Politics

OMB Pushes Back On GAO’s Finding That Withholding Ukraine Aid Was Illegal

BRENDAN SMIALOWSKI/AFP via Getty Images

Amber Athey White House Correspondent
Font Size:

The Office of Management and Budget (OMB) and Trump allies are pushing back on a Government Accountability Office (GAO) finding that the administration acted illegally by withholding aid from Ukraine earlier this year.

The GAO issued a legal decision Thursday indicating that OMB broke the law by withholding $214 million in security assistance to Ukraine in the summer of 2019, asserting that the agency cannot withhold funds for policy reasons. (RELATED: Trump Administration Illegally Withheld Aid From Ukraine, GAO Finds)

OMB told GAO, which is a nonpartisan, that it withheld the funds to ensure that they were not spent “in a manner that could conflict with the President’s foreign policy,” General Counsel Thomas Armstrong said.

The ruling could add fuel to the current impeachment proceedings as President Donald Trump is accused of a coordinated pressure campaign urging Ukraine to investigate a political opponent, former Vice President Joe Biden.

However, OMB is standing by its authority to withhold the funds.

“We disagree with GAO’s opinion. OMB uses its apportionment authority to ensure taxpayer dollars are properly spent consistent with the President’s priorities and with the law,” OMB spokeswoman Rachel Semmel said.

A senior administration official took it a step further, accusing the GAO of inappropriately asserting itself into the Democrats’ impeachment ambition and of having a long history of “flip-flops.”

“GAO’s findings are a pretty clear overreach as they attempt to insert themselves into the media’s controversy of the day. Further, GAO has a history of the flip-flops, reversing 40-years of precedent this year on their pocket rescission decision, they were also forced to reverse a legally faulty opinion when they opposed the reimbursement of federal employee travel costs,” the official told the Daily Caller. “In their rush to insert themselves in the impeachment narrative, maybe they’ll have to reverse their opinion again.”

The budget office also contended this past December in a letter to the GAO that it is well within its rights to control the flow of appropriated funds, adding that Congress itself has routinely withheld foreign aid.

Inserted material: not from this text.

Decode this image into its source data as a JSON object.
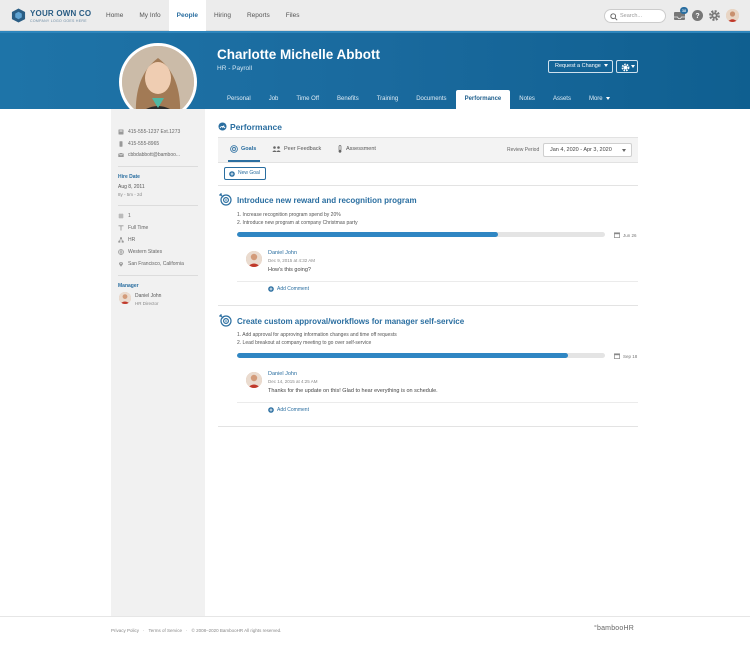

“OMB regularly uses this apportionment authority to temporarily pause agency obligations to obtain additional information needed to determine the best possible use of the funds consistent with the law,” OMB General Counsel Mark R. Paoletta wrote.

The GAO is also an arm of Congress, and its decisions are not binding on the administration. It notably ruled against the Obama administration on several major policy decisions, particularly the administration’s move to release five Taliban prisoners from Guantanamo Bay in exchange for the release of U.S. soldier Bowe Berghdahl without notifying Congress.

Matt Wolking, the Deputy Director of Communications for the Trump Campaign, posted a Twitter thread containing some of the GAO decisions that accused the Obama administration of acting illegally.

“We strongly disagree with GAO’s conclusion, and we reject the implication that the administration acted unlawfully,” the Obama administration said in response to the GAO’s Berghdahl decision at the time.

Chairman of the Conservative Partnership Institute and former Sen. Jim DeMint also attempted to show the irrelevance of the GAO’s decision by pointing out that it also accused the Trump administration of illegality when the president opted to keep national parks open during a government shutdown.